● **Your task**:
Pull every line from the records that has the word "себе" in it.

□ □ □

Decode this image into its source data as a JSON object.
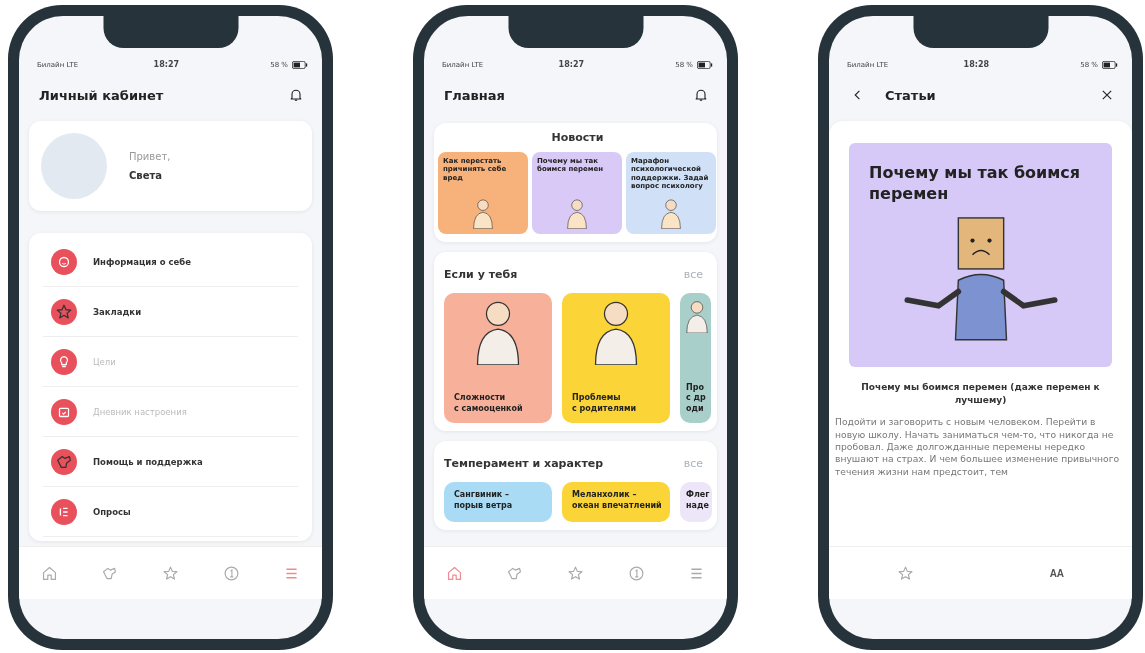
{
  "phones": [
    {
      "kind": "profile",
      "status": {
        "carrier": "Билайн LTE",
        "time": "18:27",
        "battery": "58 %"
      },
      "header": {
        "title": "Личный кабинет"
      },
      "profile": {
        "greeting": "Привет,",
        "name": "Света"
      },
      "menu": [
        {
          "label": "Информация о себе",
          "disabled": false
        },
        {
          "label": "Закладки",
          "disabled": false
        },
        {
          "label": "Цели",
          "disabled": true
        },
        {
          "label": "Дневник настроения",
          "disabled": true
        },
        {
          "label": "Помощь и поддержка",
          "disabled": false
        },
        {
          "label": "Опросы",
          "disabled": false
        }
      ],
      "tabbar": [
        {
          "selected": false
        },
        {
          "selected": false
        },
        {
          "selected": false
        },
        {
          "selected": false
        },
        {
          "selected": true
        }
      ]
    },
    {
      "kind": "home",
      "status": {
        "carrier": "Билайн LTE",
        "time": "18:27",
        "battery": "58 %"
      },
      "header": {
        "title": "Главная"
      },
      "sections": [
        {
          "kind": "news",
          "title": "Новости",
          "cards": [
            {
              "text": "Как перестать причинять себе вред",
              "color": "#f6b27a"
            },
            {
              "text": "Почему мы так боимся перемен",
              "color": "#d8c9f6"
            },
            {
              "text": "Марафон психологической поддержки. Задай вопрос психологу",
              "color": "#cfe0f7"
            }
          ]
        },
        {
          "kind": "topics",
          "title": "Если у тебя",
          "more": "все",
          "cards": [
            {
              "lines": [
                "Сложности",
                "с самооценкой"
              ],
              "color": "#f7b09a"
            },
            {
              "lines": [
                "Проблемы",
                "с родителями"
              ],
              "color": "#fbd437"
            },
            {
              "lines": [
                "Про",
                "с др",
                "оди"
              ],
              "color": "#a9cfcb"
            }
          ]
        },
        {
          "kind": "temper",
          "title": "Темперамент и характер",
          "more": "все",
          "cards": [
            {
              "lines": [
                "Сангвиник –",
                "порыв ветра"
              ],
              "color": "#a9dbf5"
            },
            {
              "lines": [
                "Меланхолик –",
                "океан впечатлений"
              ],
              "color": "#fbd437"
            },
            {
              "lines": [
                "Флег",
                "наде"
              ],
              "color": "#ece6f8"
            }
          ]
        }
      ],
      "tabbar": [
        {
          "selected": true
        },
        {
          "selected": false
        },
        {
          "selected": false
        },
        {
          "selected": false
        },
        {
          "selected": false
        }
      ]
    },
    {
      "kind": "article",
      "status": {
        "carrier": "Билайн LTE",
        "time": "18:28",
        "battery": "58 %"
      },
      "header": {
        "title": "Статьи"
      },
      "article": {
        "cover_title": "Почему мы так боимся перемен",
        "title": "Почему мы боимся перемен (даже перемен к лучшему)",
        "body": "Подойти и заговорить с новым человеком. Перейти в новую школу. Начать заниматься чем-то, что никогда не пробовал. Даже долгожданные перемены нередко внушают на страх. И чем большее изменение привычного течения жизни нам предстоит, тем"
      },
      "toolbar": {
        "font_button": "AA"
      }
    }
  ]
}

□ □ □

● **Written solution**:
          "label": "Информация о себе",
              "text": "Как перестать причинять себе вред",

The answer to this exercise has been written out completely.